They absolutely do. My grandmother suffered with Lewey Body Dementia for around 5-6 years before she died. At first she just became a bit scatty and have slightly incoherent trains of thought which we all just blamed on old age. The first sign that something was really wrong was when she started struggling to put basic sentences together in English and she would start switching more and more back to her mother tongue of Hindi. Eventually she stopped making sense in Hindi too. But in quite late stages of her dementia she would start trying to recite poetry.

Dementia can also affect you not just mentally but physically, parts of your body just simply stops responding to your brain.

They definitely do. That’s just how it starts. By the end, they forget how to eat, how to get dressed, how to go to the toilet.

There’s no set path of how dementia will affect an individual, people suffer in many different ways.

Its mainly the intellectual part of the brain that goes first, but when dad was in the nursing home other patients ranged from almost catatonic to others you might mistake for visitors rather than patients.

Some were placid, some angry, some wouldn’t eat, some were frantic.
Some didn’t change for years, some were gone in 6 months.

Dad didn’t know who we were for years, but one day I walked in and he said to the others ‘Ah, my boy is here, he’ll sort it out…’

For some it seemed worse for the family than the patients. but some were terrified and lived their last days in fear.

Awful disease, but there are no hard and fast rules.

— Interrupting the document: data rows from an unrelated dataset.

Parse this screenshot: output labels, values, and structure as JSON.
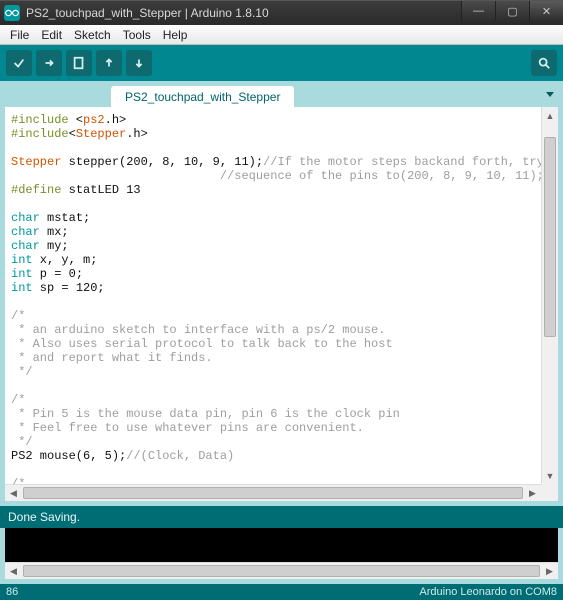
{
  "window": {
    "title": "PS2_touchpad_with_Stepper | Arduino 1.8.10"
  },
  "menu": {
    "file": "File",
    "edit": "Edit",
    "sketch": "Sketch",
    "tools": "Tools",
    "help": "Help"
  },
  "tabs": {
    "main": "PS2_touchpad_with_Stepper"
  },
  "code": {
    "l1a": "#include",
    "l1b": " <",
    "l1c": "ps2",
    "l1d": ".h>",
    "l2a": "#include",
    "l2b": "<",
    "l2c": "Stepper",
    "l2d": ".h>",
    "l4a": "Stepper",
    "l4b": " stepper(200, 8, 10, 9, 11);",
    "l4c": "//If the motor steps backand forth, try replacing the",
    "l5": "                             //sequence of the pins to(200, 8, 9, 10, 11);",
    "l6a": "#define",
    "l6b": " statLED 13",
    "l8a": "char",
    "l8b": " mstat;",
    "l9a": "char",
    "l9b": " mx;",
    "l10a": "char",
    "l10b": " my;",
    "l11a": "int",
    "l11b": " x, y, m;",
    "l12a": "int",
    "l12b": " p = 0;",
    "l13a": "int",
    "l13b": " sp = 120;",
    "l15": "/*",
    "l16": " * an arduino sketch to interface with a ps/2 mouse.",
    "l17": " * Also uses serial protocol to talk back to the host",
    "l18": " * and report what it finds.",
    "l19": " */",
    "l21": "/*",
    "l22": " * Pin 5 is the mouse data pin, pin 6 is the clock pin",
    "l23": " * Feel free to use whatever pins are convenient.",
    "l24": " */",
    "l25a": "PS2 mouse(6, 5);",
    "l25b": "//(Clock, Data)",
    "l27": "/*"
  },
  "message": "Done Saving.",
  "status": {
    "line": "86",
    "board": "Arduino Leonardo on COM8"
  }
}
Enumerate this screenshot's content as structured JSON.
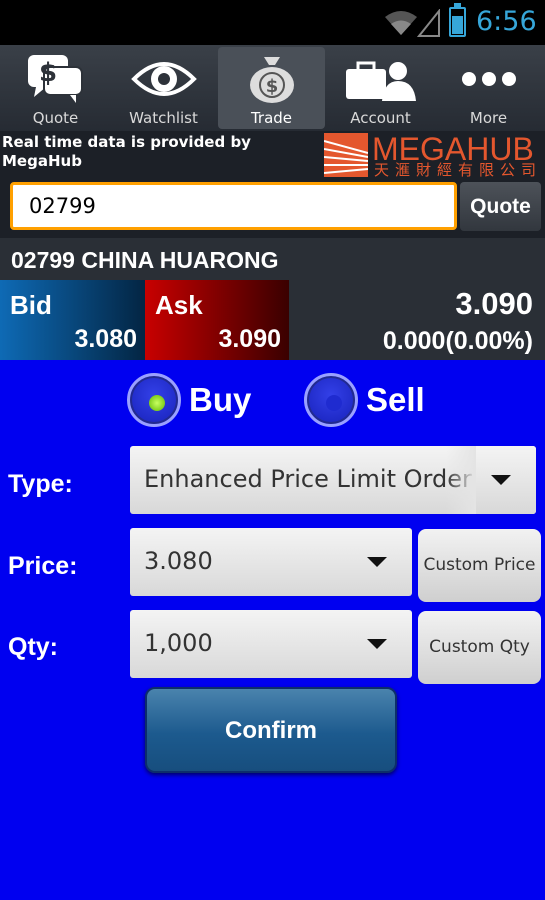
{
  "status_bar": {
    "time": "6:56",
    "icons": [
      "wifi-icon",
      "signal-icon",
      "battery-icon"
    ]
  },
  "tabs": [
    {
      "label": "Quote",
      "icon": "quote-speech-icon",
      "active": false
    },
    {
      "label": "Watchlist",
      "icon": "eye-icon",
      "active": false
    },
    {
      "label": "Trade",
      "icon": "money-bag-icon",
      "active": true
    },
    {
      "label": "Account",
      "icon": "account-briefcase-icon",
      "active": false
    },
    {
      "label": "More",
      "icon": "more-dots-icon",
      "active": false
    }
  ],
  "provider": {
    "text": "Real time data is provided by MegaHub",
    "logo_en": "MEGAHUB",
    "logo_cn": "天滙財經有限公司"
  },
  "search": {
    "value": "02799",
    "button_label": "Quote"
  },
  "stock": {
    "title": "02799 CHINA HUARONG",
    "bid_label": "Bid",
    "bid_value": "3.080",
    "ask_label": "Ask",
    "ask_value": "3.090",
    "last_price": "3.090",
    "change": "0.000(0.00%)"
  },
  "order": {
    "buy_label": "Buy",
    "sell_label": "Sell",
    "side_selected": "Buy",
    "type_label": "Type:",
    "type_value": "Enhanced Price Limit Order",
    "price_label": "Price:",
    "price_value": "3.080",
    "custom_price_label": "Custom Price",
    "qty_label": "Qty:",
    "qty_value": "1,000",
    "custom_qty_label": "Custom Qty",
    "confirm_label": "Confirm"
  },
  "colors": {
    "background": "#0000f0",
    "accent": "#ffa000",
    "bid": "#0e6ab5",
    "ask": "#c80000"
  }
}
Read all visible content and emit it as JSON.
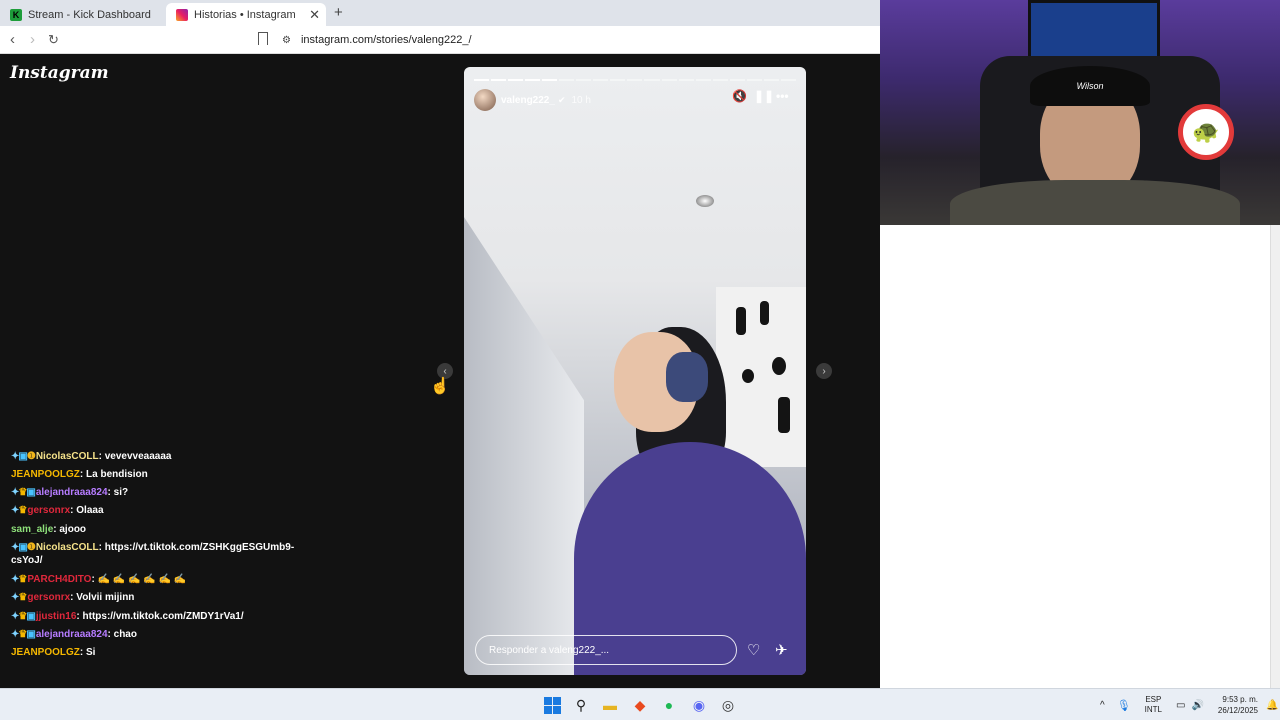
{
  "browser": {
    "tabs": [
      {
        "title": "Stream - Kick Dashboard",
        "favicon": "kick-icon",
        "active": false
      },
      {
        "title": "Historias • Instagram",
        "favicon": "instagram-icon",
        "active": true
      }
    ],
    "url": "instagram.com/stories/valeng222_/",
    "new_tab_glyph": "+"
  },
  "instagram": {
    "logo_text": "Instagram",
    "story": {
      "username": "valeng222_",
      "time": "10 h",
      "progress_total": 19,
      "progress_done": 5,
      "reply_placeholder": "Responder a valeng222_..."
    }
  },
  "chat": {
    "messages": [
      {
        "badges": [
          "sword",
          "sub",
          "warn"
        ],
        "user": "NicolasCOLL",
        "user_color": "#f5e28a",
        "text": "vevevveaaaaa"
      },
      {
        "badges": [],
        "user": "JEANPOOLGZ",
        "user_color": "#f5b800",
        "text": "La bendision"
      },
      {
        "badges": [
          "sword",
          "crown",
          "sub"
        ],
        "user": "alejandraaa824",
        "user_color": "#b67cff",
        "text": "si?"
      },
      {
        "badges": [
          "sword",
          "crown"
        ],
        "user": "gersonrx",
        "user_color": "#e0283c",
        "text": "Olaaa"
      },
      {
        "badges": [],
        "user": "sam_alje",
        "user_color": "#8ee07a",
        "text": "ajooo"
      },
      {
        "badges": [
          "sword",
          "sub",
          "warn"
        ],
        "user": "NicolasCOLL",
        "user_color": "#f5e28a",
        "text": "https://vt.tiktok.com/ZSHKggESGUmb9-csYoJ/"
      },
      {
        "badges": [
          "sword",
          "crown"
        ],
        "user": "PARCH4DITO",
        "user_color": "#e0283c",
        "text": "✍ ✍ ✍ ✍ ✍ ✍"
      },
      {
        "badges": [
          "sword",
          "crown"
        ],
        "user": "gersonrx",
        "user_color": "#e0283c",
        "text": "Volvii mijinn"
      },
      {
        "badges": [
          "sword",
          "crown",
          "sub"
        ],
        "user": "jjustin16",
        "user_color": "#e0283c",
        "text": "https://vm.tiktok.com/ZMDY1rVa1/"
      },
      {
        "badges": [
          "sword",
          "crown",
          "sub"
        ],
        "user": "alejandraaa824",
        "user_color": "#b67cff",
        "text": "chao"
      },
      {
        "badges": [],
        "user": "JEANPOOLGZ",
        "user_color": "#f5b800",
        "text": "Si"
      }
    ]
  },
  "webcam": {
    "cap_text": "Wilson"
  },
  "taskbar": {
    "language": "ESP",
    "layout": "INTL",
    "time": "9:53 p. m.",
    "date": "26/12/2025"
  },
  "colors": {
    "ig_background": "#121212",
    "taskbar": "#e9eef5",
    "accent_blue": "#1a7ae0"
  }
}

They do. Look up late/end stage dementia. They can be completely nonverbal and completely dependent for care